| Exercise |
An exact reproduction of the lines from the one with "Decode this image" to the end of the data below is required. No other lines may be included.
Segment Start: Exercise input
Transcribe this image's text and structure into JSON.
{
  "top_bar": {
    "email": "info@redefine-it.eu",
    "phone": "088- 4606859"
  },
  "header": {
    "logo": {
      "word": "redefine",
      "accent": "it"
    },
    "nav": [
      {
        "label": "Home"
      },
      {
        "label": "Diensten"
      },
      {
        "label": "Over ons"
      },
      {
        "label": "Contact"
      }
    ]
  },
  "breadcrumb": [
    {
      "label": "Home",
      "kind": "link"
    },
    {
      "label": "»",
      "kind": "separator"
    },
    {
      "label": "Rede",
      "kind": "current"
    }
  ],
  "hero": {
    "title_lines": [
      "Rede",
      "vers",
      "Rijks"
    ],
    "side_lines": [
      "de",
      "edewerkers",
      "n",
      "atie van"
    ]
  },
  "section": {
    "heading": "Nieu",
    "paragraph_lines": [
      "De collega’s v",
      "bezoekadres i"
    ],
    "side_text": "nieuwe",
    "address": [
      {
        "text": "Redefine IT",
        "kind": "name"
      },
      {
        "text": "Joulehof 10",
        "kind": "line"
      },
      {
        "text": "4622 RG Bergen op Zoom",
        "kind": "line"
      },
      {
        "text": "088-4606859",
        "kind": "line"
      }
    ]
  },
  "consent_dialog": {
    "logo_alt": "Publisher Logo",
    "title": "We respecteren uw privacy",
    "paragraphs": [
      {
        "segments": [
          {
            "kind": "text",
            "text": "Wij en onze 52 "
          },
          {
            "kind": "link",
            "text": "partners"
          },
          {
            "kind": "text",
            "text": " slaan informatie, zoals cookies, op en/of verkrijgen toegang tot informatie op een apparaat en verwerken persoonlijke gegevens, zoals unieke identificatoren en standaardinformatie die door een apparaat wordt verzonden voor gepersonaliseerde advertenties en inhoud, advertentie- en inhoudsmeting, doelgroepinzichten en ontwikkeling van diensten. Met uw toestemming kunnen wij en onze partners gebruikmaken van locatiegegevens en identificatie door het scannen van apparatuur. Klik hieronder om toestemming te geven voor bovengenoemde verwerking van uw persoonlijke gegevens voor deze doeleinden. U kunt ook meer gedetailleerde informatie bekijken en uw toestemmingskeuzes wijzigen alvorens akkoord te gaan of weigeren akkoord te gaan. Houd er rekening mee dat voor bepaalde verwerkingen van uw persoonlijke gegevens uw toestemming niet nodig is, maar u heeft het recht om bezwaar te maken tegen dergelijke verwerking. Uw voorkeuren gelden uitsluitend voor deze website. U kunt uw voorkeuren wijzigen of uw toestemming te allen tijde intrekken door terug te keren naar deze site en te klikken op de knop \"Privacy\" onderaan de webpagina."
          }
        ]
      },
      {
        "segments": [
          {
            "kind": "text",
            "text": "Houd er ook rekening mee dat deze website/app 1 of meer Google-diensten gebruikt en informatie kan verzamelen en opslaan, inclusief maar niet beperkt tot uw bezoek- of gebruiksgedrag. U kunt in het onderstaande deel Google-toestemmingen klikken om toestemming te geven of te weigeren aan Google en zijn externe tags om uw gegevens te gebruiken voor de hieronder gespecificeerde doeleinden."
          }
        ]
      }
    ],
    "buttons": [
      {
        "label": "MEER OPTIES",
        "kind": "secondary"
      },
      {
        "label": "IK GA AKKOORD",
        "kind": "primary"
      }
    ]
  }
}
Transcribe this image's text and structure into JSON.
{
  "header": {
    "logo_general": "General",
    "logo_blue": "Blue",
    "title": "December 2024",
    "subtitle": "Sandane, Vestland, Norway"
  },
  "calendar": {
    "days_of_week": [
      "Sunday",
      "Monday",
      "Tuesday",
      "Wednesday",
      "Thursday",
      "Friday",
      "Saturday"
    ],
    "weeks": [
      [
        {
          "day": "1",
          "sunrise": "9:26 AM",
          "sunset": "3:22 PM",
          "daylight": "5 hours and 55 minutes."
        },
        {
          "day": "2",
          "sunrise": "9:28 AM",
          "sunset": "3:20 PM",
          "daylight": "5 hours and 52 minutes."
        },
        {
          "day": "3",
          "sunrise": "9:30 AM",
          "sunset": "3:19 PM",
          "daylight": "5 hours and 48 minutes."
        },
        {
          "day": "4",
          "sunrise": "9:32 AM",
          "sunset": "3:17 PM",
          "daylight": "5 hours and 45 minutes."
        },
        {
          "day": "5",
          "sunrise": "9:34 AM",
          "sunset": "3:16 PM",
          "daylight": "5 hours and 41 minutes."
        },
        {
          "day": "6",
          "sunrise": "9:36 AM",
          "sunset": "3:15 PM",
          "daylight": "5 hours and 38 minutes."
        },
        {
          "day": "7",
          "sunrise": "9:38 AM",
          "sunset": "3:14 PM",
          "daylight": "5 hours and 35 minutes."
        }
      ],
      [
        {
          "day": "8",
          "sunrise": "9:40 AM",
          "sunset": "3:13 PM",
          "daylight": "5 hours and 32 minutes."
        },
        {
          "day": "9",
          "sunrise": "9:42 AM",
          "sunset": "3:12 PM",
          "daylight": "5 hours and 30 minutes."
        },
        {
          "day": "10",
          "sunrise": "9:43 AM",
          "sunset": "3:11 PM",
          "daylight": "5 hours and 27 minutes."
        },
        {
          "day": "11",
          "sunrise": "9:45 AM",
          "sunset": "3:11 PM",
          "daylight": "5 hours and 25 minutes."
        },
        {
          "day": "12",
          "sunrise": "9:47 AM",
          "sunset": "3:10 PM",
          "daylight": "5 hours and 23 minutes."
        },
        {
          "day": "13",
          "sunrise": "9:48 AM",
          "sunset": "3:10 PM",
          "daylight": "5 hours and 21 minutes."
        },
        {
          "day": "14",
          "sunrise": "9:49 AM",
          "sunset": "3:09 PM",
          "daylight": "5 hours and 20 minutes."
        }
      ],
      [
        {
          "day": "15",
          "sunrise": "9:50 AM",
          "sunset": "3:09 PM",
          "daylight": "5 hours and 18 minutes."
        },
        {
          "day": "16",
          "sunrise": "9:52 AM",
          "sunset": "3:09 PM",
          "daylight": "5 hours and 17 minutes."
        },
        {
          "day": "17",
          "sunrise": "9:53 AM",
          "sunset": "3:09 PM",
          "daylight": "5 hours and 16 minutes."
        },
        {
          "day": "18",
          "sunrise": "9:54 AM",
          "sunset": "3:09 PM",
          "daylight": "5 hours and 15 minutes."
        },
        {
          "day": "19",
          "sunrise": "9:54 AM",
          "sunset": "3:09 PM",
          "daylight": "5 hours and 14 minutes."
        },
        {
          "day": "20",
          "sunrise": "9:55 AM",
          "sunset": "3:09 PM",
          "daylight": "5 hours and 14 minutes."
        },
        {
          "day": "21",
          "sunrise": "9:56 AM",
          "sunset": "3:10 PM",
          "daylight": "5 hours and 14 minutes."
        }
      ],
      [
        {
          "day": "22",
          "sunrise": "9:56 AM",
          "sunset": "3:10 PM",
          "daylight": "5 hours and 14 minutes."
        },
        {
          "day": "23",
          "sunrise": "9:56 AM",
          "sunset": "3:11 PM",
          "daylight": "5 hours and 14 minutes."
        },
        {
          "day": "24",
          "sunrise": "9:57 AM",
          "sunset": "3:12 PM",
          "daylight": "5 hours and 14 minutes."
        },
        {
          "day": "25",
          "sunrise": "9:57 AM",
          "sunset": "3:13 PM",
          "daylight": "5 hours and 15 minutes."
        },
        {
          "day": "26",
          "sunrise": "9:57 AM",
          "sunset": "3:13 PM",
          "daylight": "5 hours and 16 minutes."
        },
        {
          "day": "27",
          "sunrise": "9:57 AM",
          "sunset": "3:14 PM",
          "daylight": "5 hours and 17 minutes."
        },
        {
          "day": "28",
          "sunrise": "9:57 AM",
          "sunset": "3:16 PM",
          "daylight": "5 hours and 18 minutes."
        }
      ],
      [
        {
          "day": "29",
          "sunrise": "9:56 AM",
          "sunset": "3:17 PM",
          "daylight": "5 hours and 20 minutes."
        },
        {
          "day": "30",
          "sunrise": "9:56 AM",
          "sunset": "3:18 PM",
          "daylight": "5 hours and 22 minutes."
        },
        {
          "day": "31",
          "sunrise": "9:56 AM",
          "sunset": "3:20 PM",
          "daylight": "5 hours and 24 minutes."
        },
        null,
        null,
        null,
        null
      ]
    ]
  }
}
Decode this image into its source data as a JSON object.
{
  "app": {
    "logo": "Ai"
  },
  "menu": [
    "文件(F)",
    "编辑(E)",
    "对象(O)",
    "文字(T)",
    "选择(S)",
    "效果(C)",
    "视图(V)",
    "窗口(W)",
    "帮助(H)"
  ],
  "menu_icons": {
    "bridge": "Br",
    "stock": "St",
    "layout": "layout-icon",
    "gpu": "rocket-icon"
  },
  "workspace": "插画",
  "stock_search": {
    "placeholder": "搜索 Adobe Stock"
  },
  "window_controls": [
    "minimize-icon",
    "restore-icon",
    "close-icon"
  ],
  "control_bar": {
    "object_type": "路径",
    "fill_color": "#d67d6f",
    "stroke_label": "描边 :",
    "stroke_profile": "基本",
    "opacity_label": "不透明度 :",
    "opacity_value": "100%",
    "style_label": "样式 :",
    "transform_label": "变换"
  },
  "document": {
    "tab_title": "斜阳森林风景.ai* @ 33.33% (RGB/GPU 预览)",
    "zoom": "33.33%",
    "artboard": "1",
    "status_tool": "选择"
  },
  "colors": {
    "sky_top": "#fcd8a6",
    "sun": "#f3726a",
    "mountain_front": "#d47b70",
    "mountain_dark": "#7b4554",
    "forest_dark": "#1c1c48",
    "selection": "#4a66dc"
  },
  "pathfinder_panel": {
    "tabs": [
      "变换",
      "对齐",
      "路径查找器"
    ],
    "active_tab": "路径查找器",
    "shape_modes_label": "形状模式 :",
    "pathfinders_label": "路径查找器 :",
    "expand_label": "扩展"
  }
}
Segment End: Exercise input
| Response for this exercise |
Decode this image into its source data as a JSON object.
{
  "app": {
    "logo": "Ai"
  },
  "menu": [
    "文件(F)",
    "编辑(E)",
    "对象(O)",
    "文字(T)",
    "选择(S)",
    "效果(C)",
    "视图(V)",
    "窗口(W)",
    "帮助(H)"
  ],
  "menu_icons": {
    "bridge": "Br",
    "stock": "St",
    "layout": "layout-icon",
    "gpu": "rocket-icon"
  },
  "workspace": "插画",
  "stock_search": {
    "placeholder": "搜索 Adobe Stock"
  },
  "window_controls": [
    "minimize-icon",
    "restore-icon",
    "close-icon"
  ],
  "control_bar": {
    "object_type": "路径",
    "fill_color": "#d67d6f",
    "stroke_label": "描边 :",
    "stroke_profile": "基本",
    "opacity_label": "不透明度 :",
    "opacity_value": "100%",
    "style_label": "样式 :",
    "transform_label": "变换"
  },
  "document": {
    "tab_title": "斜阳森林风景.ai* @ 33.33% (RGB/GPU 预览)",
    "zoom": "33.33%",
    "artboard": "1",
    "status_tool": "选择"
  },
  "colors": {
    "sky_top": "#fcd8a6",
    "sun": "#f3726a",
    "mountain_front": "#d47b70",
    "mountain_dark": "#7b4554",
    "forest_dark": "#1c1c48",
    "selection": "#4a66dc"
  },
  "pathfinder_panel": {
    "tabs": [
      "变换",
      "对齐",
      "路径查找器"
    ],
    "active_tab": "路径查找器",
    "shape_modes_label": "形状模式 :",
    "pathfinders_label": "路径查找器 :",
    "expand_label": "扩展"
  }
}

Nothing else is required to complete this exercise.